Dataset records:
>>>>

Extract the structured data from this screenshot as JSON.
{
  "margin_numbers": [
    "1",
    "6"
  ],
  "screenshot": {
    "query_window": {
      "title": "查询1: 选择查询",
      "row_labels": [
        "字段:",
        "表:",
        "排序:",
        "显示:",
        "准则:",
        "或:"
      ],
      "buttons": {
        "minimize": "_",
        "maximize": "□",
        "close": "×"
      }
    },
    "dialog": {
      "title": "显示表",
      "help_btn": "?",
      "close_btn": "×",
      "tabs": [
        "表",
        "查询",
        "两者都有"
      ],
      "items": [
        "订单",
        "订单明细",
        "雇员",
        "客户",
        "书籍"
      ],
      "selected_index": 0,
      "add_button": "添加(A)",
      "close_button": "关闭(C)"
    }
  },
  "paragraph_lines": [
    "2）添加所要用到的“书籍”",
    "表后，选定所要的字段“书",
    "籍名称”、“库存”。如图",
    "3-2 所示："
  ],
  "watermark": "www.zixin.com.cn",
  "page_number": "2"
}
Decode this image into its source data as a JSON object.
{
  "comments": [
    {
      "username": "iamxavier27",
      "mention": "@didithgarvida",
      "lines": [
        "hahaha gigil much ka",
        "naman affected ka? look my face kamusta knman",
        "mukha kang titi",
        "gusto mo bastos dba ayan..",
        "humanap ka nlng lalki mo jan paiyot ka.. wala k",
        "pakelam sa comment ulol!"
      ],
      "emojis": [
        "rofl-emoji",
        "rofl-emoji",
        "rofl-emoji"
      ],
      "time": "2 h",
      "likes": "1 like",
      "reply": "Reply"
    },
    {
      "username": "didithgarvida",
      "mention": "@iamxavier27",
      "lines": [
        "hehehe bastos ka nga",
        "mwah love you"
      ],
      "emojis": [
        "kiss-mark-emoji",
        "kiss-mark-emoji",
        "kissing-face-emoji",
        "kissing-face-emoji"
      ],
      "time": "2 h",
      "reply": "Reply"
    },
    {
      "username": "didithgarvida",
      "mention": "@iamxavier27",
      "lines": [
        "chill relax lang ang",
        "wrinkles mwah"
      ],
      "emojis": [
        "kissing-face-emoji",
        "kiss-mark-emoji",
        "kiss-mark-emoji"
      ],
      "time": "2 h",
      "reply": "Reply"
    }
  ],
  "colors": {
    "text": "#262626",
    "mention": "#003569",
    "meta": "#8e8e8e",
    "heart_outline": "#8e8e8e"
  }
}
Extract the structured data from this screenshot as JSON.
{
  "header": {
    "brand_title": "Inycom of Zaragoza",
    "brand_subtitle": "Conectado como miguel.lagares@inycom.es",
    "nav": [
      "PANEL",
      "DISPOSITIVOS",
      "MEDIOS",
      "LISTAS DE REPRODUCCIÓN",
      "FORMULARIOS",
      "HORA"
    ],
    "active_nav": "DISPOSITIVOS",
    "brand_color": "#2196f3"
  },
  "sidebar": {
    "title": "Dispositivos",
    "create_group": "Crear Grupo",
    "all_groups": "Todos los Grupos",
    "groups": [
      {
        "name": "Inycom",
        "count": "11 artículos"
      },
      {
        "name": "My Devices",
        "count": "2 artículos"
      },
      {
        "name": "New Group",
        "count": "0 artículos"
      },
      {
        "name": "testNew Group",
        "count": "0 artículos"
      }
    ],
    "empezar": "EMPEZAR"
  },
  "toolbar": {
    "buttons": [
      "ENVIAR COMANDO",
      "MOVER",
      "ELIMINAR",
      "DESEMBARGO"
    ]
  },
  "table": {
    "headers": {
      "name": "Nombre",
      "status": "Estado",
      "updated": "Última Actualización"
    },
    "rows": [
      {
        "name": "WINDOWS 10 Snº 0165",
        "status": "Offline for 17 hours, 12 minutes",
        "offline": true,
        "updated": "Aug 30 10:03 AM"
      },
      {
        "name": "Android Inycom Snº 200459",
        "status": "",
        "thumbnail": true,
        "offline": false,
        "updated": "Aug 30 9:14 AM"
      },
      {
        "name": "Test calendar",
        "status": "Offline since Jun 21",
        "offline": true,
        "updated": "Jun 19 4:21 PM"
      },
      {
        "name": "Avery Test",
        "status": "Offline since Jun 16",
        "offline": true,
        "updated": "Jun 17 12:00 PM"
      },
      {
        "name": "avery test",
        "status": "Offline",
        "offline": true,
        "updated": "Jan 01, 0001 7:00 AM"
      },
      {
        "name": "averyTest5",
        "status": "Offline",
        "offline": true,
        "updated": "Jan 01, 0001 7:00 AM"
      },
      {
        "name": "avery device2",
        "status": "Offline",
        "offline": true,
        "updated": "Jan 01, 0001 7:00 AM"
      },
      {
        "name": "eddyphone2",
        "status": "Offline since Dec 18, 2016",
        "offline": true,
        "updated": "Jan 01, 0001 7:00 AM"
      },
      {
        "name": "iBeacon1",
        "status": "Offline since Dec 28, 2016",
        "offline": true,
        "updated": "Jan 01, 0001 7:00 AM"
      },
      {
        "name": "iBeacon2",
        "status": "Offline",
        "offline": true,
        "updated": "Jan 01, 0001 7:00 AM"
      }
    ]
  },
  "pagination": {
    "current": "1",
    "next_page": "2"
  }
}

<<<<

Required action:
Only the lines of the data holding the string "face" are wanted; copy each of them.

Solution to the problem:
        "naman affected ka? look my face kamusta knman",
        "kissing-face-emoji",
        "kissing-face-emoji"
        "kissing-face-emoji",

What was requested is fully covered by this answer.